Top of DATA SUPPLIED
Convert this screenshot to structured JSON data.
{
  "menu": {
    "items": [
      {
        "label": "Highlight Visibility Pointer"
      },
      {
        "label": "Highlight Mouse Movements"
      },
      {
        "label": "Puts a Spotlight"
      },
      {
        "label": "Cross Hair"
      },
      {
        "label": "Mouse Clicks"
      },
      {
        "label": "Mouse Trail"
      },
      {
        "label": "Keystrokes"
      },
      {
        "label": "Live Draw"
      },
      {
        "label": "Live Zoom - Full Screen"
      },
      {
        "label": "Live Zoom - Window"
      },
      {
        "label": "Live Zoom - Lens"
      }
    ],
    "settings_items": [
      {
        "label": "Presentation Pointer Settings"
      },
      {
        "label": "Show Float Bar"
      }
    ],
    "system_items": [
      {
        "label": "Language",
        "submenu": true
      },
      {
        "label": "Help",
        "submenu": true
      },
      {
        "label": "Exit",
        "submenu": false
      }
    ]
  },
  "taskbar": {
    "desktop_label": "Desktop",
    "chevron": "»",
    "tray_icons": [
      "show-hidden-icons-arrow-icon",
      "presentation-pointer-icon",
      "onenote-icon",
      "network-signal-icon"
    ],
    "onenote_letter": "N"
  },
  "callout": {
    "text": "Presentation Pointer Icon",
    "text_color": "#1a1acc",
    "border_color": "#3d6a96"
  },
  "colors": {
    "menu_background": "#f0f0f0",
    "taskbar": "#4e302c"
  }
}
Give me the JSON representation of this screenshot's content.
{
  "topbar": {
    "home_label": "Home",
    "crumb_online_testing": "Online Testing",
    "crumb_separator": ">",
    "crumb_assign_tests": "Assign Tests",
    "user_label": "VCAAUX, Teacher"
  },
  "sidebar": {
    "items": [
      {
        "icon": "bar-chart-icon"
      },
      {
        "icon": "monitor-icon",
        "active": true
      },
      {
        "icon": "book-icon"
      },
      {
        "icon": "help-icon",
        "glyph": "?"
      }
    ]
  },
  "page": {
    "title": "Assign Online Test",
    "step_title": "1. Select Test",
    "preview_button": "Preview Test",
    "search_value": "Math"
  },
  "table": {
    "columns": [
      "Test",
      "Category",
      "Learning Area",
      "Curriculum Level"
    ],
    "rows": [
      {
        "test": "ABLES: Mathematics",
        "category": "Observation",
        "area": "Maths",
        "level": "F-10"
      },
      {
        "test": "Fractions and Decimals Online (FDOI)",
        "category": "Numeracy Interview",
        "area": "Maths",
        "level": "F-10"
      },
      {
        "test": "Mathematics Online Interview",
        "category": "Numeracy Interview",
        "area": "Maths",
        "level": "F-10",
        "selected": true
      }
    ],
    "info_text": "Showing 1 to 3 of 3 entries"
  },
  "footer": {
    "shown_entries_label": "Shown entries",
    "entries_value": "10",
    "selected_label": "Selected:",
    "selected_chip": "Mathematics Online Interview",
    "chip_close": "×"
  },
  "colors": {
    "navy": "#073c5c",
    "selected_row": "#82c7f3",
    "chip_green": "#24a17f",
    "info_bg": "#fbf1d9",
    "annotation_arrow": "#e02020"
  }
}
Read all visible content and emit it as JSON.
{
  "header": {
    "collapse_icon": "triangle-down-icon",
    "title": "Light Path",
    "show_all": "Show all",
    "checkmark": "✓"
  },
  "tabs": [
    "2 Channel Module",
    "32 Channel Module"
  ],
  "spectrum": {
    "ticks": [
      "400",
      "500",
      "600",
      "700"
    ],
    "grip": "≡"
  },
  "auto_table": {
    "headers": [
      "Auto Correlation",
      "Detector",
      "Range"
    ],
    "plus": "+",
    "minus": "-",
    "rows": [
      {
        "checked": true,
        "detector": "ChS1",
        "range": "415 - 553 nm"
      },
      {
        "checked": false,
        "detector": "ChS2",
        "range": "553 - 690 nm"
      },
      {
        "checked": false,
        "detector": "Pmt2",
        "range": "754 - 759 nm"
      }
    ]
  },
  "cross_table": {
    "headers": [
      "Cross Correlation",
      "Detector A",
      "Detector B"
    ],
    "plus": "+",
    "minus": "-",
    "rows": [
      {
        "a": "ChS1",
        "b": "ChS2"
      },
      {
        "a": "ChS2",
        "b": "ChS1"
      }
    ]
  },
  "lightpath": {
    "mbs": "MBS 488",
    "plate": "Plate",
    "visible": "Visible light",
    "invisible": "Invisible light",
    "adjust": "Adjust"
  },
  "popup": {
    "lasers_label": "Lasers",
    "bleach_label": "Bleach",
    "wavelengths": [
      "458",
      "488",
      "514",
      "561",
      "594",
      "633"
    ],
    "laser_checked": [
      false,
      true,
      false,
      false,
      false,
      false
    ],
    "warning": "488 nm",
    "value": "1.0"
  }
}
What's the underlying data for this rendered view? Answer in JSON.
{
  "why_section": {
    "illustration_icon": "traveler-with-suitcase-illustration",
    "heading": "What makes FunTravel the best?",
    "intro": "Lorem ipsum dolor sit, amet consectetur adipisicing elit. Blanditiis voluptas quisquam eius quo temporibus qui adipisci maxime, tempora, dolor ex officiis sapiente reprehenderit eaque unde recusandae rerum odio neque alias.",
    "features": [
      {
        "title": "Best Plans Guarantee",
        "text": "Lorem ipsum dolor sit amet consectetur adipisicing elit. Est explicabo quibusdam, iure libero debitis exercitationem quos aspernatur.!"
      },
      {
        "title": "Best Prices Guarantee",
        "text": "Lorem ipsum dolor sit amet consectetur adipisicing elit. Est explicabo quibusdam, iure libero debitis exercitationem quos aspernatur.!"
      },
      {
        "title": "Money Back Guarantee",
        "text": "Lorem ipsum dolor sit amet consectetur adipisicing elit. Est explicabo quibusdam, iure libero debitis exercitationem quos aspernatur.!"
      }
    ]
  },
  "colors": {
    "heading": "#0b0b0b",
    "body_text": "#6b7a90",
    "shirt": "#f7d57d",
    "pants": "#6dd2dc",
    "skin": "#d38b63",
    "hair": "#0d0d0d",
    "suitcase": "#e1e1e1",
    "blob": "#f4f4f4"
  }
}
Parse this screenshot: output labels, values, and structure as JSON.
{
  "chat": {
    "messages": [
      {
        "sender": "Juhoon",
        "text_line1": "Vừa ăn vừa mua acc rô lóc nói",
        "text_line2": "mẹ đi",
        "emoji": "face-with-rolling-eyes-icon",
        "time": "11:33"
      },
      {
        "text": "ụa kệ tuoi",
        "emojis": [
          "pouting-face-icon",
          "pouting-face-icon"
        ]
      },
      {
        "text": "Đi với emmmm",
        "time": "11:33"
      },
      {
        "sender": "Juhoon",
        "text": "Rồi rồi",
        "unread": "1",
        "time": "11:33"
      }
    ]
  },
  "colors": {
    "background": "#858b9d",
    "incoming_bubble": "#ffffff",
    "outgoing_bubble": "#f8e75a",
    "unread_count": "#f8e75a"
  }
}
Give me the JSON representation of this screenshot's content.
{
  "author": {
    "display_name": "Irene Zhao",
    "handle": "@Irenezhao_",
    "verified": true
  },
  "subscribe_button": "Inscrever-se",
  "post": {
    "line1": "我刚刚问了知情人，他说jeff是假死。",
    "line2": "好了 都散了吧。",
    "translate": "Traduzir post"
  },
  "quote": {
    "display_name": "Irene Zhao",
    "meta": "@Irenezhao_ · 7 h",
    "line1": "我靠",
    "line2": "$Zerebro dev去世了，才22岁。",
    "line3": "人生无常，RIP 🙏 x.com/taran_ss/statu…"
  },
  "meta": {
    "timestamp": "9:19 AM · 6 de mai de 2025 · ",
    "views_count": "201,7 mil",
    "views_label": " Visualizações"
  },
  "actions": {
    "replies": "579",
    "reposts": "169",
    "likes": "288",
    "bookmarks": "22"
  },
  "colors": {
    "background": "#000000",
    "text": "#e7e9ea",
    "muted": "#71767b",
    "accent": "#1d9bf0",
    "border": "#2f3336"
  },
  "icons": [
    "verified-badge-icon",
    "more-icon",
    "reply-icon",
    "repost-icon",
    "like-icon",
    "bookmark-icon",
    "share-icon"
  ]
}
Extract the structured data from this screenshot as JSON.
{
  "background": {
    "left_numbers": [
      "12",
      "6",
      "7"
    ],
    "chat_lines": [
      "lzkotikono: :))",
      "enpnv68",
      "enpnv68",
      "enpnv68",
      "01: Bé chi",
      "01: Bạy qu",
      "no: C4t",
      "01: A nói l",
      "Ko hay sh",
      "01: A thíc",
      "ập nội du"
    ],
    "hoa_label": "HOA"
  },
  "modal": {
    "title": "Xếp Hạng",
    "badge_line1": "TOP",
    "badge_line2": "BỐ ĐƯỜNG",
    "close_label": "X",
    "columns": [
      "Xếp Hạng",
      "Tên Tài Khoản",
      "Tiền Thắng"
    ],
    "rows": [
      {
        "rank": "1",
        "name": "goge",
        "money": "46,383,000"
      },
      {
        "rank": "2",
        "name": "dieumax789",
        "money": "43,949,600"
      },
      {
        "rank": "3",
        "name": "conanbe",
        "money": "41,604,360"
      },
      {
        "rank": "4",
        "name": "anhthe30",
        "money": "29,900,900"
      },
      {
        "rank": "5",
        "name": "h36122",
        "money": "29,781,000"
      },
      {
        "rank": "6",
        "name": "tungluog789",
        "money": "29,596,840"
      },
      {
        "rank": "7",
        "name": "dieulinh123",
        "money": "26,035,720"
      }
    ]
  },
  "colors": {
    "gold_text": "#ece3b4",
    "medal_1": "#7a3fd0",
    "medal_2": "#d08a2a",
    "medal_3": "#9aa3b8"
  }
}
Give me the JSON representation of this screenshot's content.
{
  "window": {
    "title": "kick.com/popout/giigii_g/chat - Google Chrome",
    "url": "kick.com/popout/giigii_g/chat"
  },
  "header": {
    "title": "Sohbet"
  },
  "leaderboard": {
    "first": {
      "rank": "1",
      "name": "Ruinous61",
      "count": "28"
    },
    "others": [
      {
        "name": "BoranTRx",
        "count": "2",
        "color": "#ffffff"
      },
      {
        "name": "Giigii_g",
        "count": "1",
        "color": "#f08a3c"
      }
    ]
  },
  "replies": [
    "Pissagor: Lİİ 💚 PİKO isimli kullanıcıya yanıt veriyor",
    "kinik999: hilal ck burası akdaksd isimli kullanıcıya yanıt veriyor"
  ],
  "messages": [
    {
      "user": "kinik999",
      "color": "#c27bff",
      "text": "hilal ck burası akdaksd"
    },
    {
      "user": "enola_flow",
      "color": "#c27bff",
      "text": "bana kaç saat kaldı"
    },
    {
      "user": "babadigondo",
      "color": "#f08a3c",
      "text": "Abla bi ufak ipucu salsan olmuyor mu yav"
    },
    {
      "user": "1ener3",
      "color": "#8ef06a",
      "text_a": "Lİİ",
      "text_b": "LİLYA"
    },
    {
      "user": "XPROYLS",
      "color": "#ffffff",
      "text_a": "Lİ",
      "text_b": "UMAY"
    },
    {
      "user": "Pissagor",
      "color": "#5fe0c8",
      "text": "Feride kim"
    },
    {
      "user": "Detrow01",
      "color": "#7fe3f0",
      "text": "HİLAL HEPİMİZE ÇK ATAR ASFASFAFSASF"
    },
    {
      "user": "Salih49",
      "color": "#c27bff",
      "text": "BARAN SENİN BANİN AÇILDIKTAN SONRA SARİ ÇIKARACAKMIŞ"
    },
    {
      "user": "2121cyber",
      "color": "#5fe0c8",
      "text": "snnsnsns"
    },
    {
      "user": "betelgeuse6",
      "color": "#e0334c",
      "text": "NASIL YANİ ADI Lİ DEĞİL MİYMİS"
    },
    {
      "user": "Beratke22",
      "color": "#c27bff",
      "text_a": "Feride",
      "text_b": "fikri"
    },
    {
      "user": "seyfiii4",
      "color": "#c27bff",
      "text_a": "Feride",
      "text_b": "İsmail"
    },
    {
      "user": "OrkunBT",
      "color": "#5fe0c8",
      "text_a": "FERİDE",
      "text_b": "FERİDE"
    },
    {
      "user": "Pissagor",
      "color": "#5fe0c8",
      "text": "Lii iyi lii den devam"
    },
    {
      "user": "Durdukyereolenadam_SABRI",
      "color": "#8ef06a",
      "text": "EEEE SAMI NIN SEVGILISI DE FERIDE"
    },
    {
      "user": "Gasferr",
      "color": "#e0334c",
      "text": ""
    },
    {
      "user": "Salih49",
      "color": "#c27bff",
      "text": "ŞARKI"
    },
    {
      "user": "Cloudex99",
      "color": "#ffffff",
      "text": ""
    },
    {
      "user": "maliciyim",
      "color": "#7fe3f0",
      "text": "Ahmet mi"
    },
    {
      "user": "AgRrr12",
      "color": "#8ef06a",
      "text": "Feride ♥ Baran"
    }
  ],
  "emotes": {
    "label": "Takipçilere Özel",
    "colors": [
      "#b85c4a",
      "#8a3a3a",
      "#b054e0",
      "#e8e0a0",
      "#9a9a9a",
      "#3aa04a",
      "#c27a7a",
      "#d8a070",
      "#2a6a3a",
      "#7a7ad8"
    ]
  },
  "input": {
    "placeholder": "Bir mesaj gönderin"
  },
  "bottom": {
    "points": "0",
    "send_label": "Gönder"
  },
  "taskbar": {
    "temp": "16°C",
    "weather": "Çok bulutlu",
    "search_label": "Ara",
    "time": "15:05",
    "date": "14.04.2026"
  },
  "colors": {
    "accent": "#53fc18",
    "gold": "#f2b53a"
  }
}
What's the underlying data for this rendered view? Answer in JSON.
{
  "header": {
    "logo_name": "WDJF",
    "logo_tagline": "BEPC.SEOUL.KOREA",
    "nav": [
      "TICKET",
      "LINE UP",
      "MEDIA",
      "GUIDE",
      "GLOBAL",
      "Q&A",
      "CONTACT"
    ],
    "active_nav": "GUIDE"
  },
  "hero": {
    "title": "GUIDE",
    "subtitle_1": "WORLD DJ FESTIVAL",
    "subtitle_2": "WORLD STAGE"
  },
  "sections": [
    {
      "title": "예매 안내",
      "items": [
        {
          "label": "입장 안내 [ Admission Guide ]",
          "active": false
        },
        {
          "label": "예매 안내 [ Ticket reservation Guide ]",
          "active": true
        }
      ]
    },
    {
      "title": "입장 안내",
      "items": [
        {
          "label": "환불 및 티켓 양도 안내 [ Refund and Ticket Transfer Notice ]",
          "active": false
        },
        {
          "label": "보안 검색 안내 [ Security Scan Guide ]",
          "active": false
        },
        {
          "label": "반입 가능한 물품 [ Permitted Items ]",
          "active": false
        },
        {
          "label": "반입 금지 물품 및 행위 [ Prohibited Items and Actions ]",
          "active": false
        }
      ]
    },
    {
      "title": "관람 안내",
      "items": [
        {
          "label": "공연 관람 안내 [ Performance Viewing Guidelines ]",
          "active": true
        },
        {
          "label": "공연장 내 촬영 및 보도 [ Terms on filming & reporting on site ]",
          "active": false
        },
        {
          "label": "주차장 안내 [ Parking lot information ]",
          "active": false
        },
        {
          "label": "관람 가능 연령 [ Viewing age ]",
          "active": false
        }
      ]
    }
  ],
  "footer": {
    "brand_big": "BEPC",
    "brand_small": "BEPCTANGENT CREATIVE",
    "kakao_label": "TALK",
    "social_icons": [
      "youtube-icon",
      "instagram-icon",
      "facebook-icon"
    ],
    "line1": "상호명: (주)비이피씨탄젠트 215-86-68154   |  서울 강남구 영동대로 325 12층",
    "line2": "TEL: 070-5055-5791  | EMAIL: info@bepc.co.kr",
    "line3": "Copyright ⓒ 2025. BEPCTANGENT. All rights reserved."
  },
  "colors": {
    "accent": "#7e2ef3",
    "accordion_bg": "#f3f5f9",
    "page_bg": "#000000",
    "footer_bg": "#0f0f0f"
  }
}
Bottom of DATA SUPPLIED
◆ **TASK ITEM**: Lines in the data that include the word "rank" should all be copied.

◆ **OUTPUT OF THE EXERCISE**:
        "rank": "1",
        "rank": "2",
        "rank": "3",
        "rank": "4",
        "rank": "5",
        "rank": "6",
        "rank": "7",
      "rank": "1",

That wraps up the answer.